Civil rights activist, Harry Belafonte, l. with Bill de Blasio at right.

News Americas, NEW YORK, NY, Fri. Aug. 2, 2013: Legendary Caribbean American artist and civil rights activist, Harry Belafonte, has made his choice for mayor of New York City as the countdown to the primary election on September 10th begins. And no it’s not Anthony Weiner!

Belafonte on July 30th endorsed New York City Public Advocate Bill de Blasio for mayor over the other Bill – African American former Comptroller Bill Thompson – as the fight for New York’s Caribbean and black votes continues.

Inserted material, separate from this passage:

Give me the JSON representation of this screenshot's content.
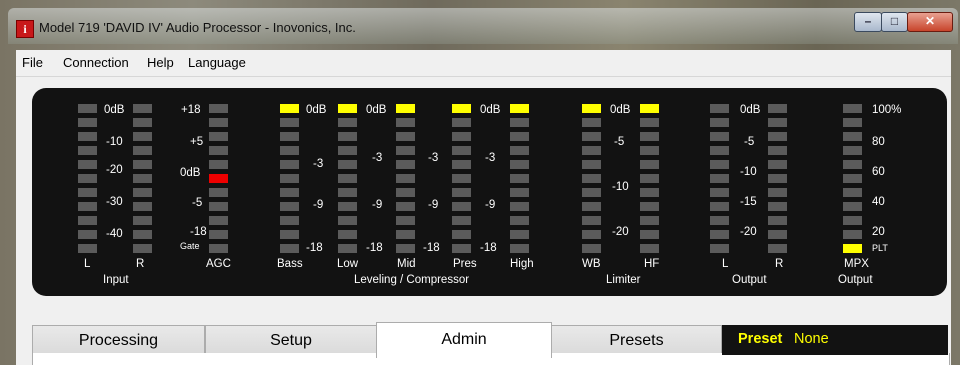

“I’ve watched this city go through many ups and downs, and now we’re in a time when we are desperately in need of a man who has a great vision, a great sense of the needs of the community, and a man who is committed to the working people of this city,” said Belafonte in a statement. “Bill’s leadership and his vision and what he sees for this city in terms of healthcare, in terms of hospitals, is absolutely key. … and we encourage all our citizens to pay attention, and put him in as our mayor.”

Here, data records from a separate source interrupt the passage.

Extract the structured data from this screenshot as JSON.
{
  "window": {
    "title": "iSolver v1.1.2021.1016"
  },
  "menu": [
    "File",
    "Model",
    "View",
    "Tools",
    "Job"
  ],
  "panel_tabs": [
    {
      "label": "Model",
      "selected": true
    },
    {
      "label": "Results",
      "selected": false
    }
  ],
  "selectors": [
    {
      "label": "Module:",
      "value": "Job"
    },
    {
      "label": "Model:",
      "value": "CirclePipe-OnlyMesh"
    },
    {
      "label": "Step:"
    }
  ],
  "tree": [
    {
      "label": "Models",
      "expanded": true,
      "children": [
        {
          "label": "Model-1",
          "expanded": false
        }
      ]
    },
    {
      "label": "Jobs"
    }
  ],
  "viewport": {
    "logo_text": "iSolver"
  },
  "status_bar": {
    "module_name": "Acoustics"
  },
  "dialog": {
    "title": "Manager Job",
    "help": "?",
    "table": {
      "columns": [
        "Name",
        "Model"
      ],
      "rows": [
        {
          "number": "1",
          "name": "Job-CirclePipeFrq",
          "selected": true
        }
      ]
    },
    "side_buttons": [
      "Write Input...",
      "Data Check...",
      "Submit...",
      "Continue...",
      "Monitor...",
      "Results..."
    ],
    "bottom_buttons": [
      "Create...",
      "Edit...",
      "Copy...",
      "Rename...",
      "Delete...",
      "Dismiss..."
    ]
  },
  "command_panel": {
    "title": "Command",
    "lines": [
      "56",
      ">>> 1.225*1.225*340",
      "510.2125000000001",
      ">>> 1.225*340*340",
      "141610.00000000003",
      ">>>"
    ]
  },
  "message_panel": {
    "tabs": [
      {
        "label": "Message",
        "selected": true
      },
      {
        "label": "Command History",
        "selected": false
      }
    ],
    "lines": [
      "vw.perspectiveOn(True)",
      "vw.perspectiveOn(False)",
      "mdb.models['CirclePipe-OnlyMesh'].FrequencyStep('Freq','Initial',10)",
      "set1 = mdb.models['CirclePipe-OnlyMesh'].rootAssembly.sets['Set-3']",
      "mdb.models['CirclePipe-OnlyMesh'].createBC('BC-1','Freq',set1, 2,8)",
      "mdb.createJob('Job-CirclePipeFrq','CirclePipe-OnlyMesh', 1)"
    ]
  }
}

De Blasio was also endorsed by Caribbean American Congresswoman Yvette D. Clarke.

“New York City needs a mayor who respects the rule of all, the civil rights and civil liberties of all New Yorkers, and who will lead by putting an abrupt halt on the excessive use of stop-and-frisk and who will stand and fight alongside me for a national ban on racial profiling,” said Congresswoman Clarke. “Bill de Blasio is such a leader. … [He] represents leadership that embraces the virtues of diversity and an inclusive governance of our town — and I know Bill will stand up for the needs of communities all across the five boroughs.”

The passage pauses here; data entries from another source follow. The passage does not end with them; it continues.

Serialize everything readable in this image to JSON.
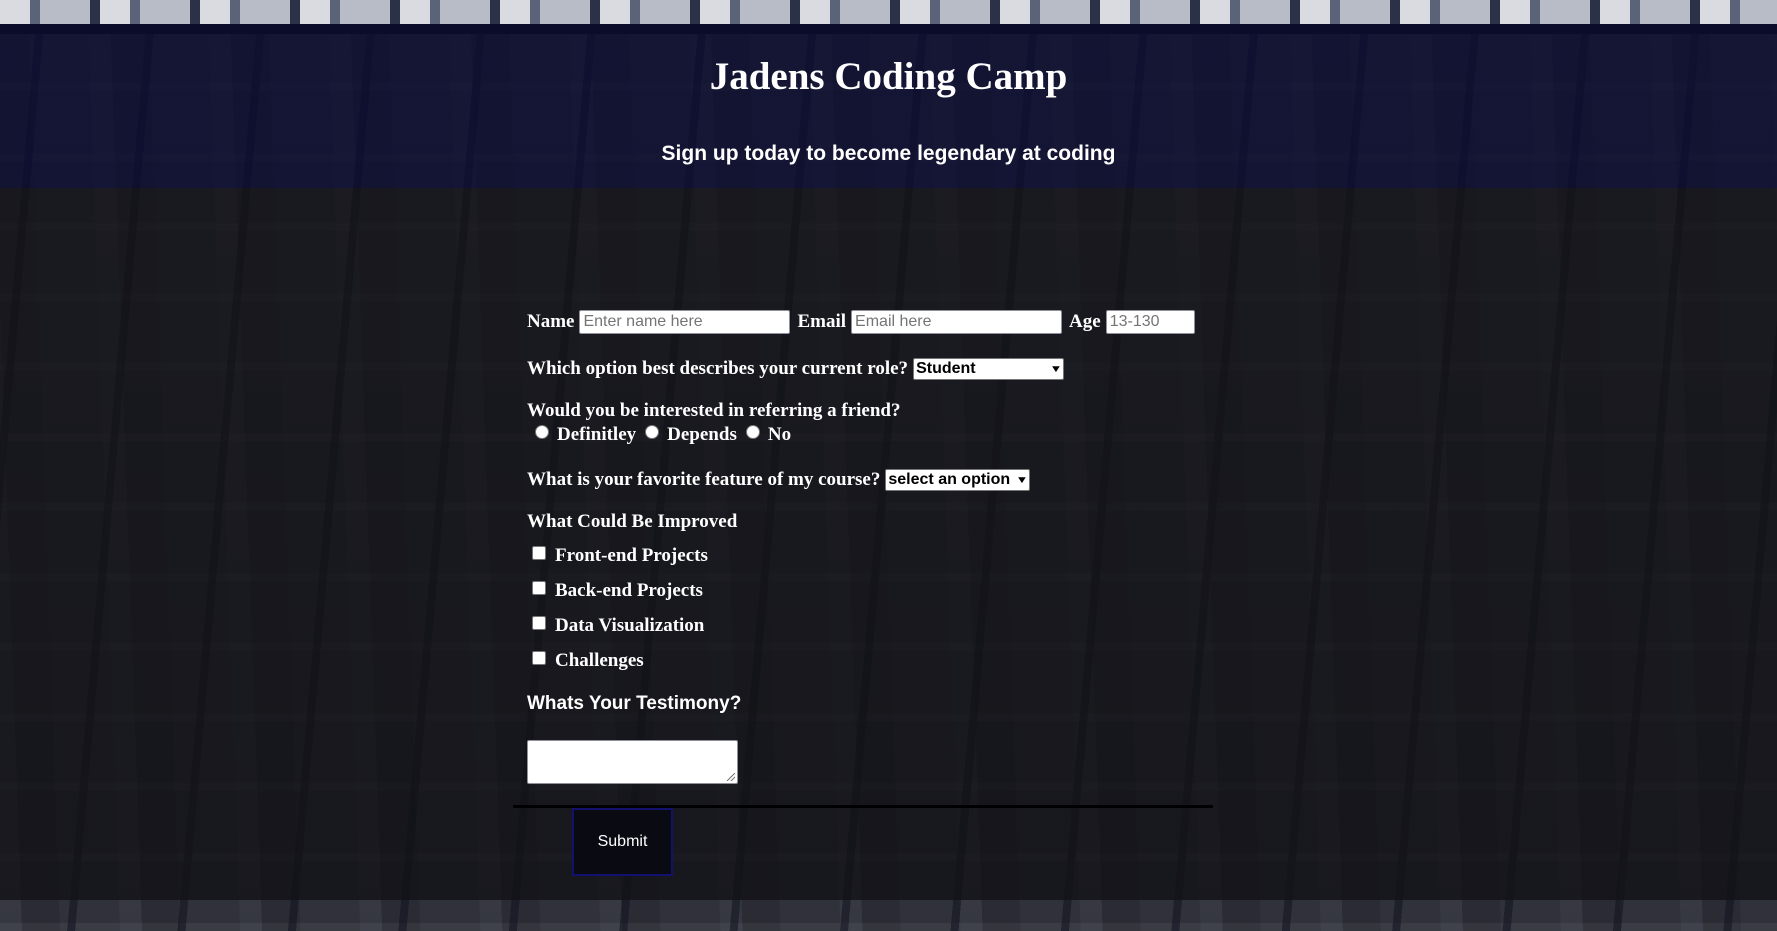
{
  "header": {
    "title": "Jadens Coding Camp",
    "subtitle": "Sign up today to become legendary at coding"
  },
  "form": {
    "name": {
      "label": "Name",
      "placeholder": "Enter name here",
      "value": ""
    },
    "email": {
      "label": "Email",
      "placeholder": "Email here",
      "value": ""
    },
    "age": {
      "label": "Age",
      "placeholder": "13-130",
      "value": ""
    },
    "role": {
      "question": "Which option best describes your current role?",
      "selected": "Student"
    },
    "referral": {
      "question": "Would you be interested in referring a friend?",
      "options": [
        "Definitley",
        "Depends",
        "No"
      ]
    },
    "favorite_feature": {
      "question": "What is your favorite feature of my course?",
      "selected": "select an option"
    },
    "improvements": {
      "heading": "What Could Be Improved",
      "options": [
        "Front-end Projects",
        "Back-end Projects",
        "Data Visualization",
        "Challenges"
      ]
    },
    "testimony": {
      "heading": "Whats Your Testimony?",
      "value": ""
    },
    "submit_label": "Submit"
  },
  "icons": {
    "select_arrow": "chevron-down-icon"
  }
}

A July 29th Quinnipiac University poll showed this week that de Blasio is now in second place after City Council Speaker Christine Quinn with 21 percent of 446 Democratic voters likely to vote for him. That’s compared to 27 percent for Quinn and 20 percent for Thompson. Weiner’s support fell from 26 percent last week to 16 percent following new revelations over sexting.